by Haresh Sharma, Harris Albar and Maryam Noorhilmi
The Orange Production 2019
The Necessary Stage
The Necessary Stage Black Box, Singapore

For the second work of this year's edition of The Orange Production, The Necessary Stage presents Acting Mad, a verbatim theatre piece with texts by Haresh Sharma, Harris Albar and Maryam Noorhilmi. Like its precursor We Were So Hopeful Then, these two new full-length productions probe into issues facing the theatre industry.

Acting Mad is a powerful, sobering work that draws on twenty interviews with theatre practitioners who have experienced mental health issues. The transcripts have been arranged into a performance text featuring four actors and we are confronted with themes like suicide, depression, anxiety and the challenges of coming out about one's condition to friends and family. 

I found it particularly significant to consider mental health from the perspective of an actor. These are individuals who assume roles on a daily basis and bare their souls on stage yet they sometimes struggle to come clean with something so fundamental about themselves. Would hiding these issues be yet another mask they are forced to assume? It's also interesting comparing perspectives between the older generation of actors who are used to keeping their emotions bottled up and the younger crew who appear far more open about their feelings and strongly advocate self-care.

While the subject matter is undeniably hard-hitting, the writers and director Sharma  keep the tone light by injecting moments of levity into the narrative. Music is also used to great effect in scene transitions, setting the tone and leavening the tension.

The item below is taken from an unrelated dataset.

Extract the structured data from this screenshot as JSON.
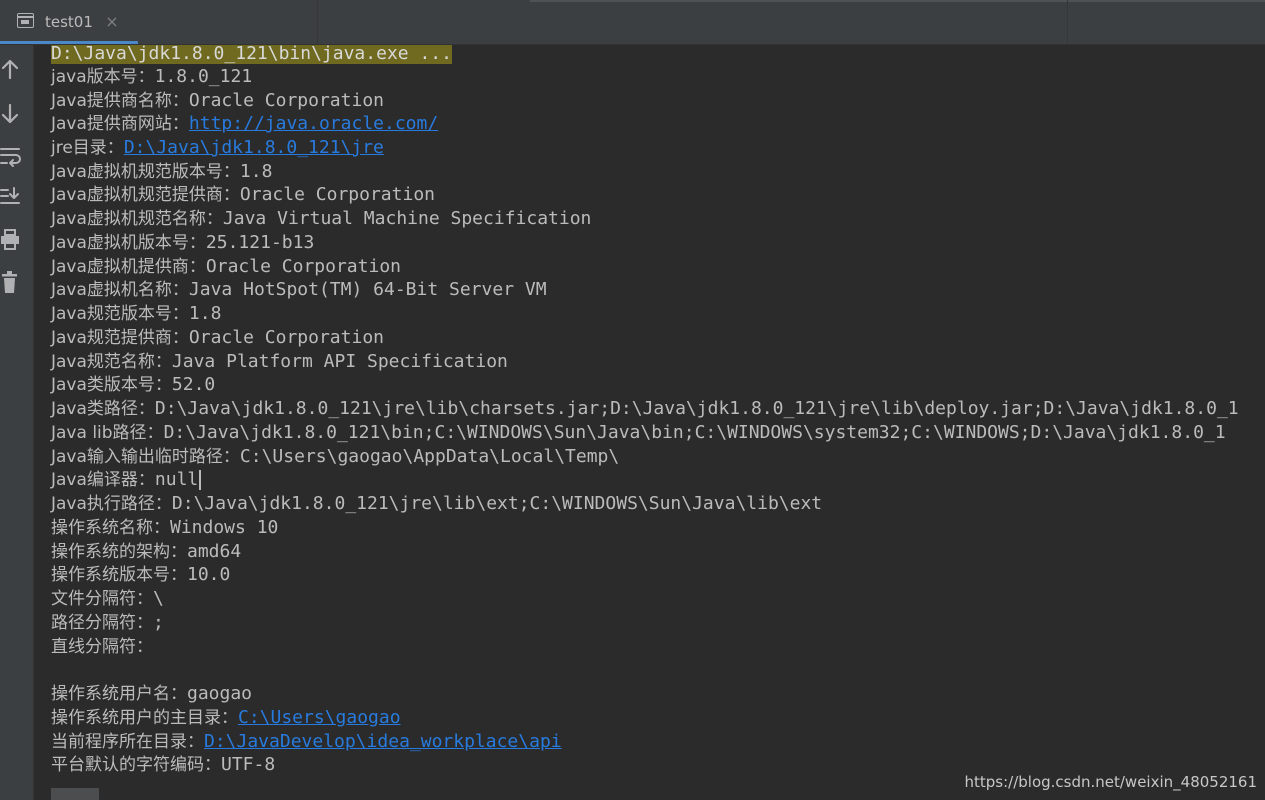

At the end of the day, Acting Mad is a performance that seeks to open a door and begin a conversation. Actors are just as vulnerable as anyone else when it comes to issues of mental illness and it's important to allow them a safe space to articulate their problems and simply say that "it's okay not to be okay".

I discuss this production, together with companion piece We Were So Hopeful Then, in more detail with Arts Equator editor Nabilah Said in this podcast.

The Crystalwords score: 3/5


Popular Posts